Every entry needs to be duplicated exactly.

——

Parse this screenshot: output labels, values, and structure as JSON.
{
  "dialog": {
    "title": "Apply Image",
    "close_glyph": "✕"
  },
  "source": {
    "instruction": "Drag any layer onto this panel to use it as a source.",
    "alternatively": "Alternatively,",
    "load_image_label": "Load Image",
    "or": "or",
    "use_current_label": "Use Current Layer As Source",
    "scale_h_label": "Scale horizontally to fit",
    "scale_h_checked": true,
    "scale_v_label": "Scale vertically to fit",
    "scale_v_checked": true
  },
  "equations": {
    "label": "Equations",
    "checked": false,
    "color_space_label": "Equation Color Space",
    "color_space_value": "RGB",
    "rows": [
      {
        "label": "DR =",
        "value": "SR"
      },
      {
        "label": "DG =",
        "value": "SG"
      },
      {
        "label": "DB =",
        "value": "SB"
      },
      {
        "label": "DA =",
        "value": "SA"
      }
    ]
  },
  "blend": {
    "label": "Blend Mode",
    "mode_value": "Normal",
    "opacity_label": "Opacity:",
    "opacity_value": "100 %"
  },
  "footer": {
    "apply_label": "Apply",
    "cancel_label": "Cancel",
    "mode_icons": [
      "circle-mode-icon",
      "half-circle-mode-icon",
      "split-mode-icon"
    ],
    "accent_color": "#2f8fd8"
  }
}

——

# OUTPUT OF THE EXERCISE:
Parse this screenshot: output labels, values, and structure as JSON.
{
  "dialog": {
    "title": "Apply Image",
    "close_glyph": "✕"
  },
  "source": {
    "instruction": "Drag any layer onto this panel to use it as a source.",
    "alternatively": "Alternatively,",
    "load_image_label": "Load Image",
    "or": "or",
    "use_current_label": "Use Current Layer As Source",
    "scale_h_label": "Scale horizontally to fit",
    "scale_h_checked": true,
    "scale_v_label": "Scale vertically to fit",
    "scale_v_checked": true
  },
  "equations": {
    "label": "Equations",
    "checked": false,
    "color_space_label": "Equation Color Space",
    "color_space_value": "RGB",
    "rows": [
      {
        "label": "DR =",
        "value": "SR"
      },
      {
        "label": "DG =",
        "value": "SG"
      },
      {
        "label": "DB =",
        "value": "SB"
      },
      {
        "label": "DA =",
        "value": "SA"
      }
    ]
  },
  "blend": {
    "label": "Blend Mode",
    "mode_value": "Normal",
    "opacity_label": "Opacity:",
    "opacity_value": "100 %"
  },
  "footer": {
    "apply_label": "Apply",
    "cancel_label": "Cancel",
    "mode_icons": [
      "circle-mode-icon",
      "half-circle-mode-icon",
      "split-mode-icon"
    ],
    "accent_color": "#2f8fd8"
  }
}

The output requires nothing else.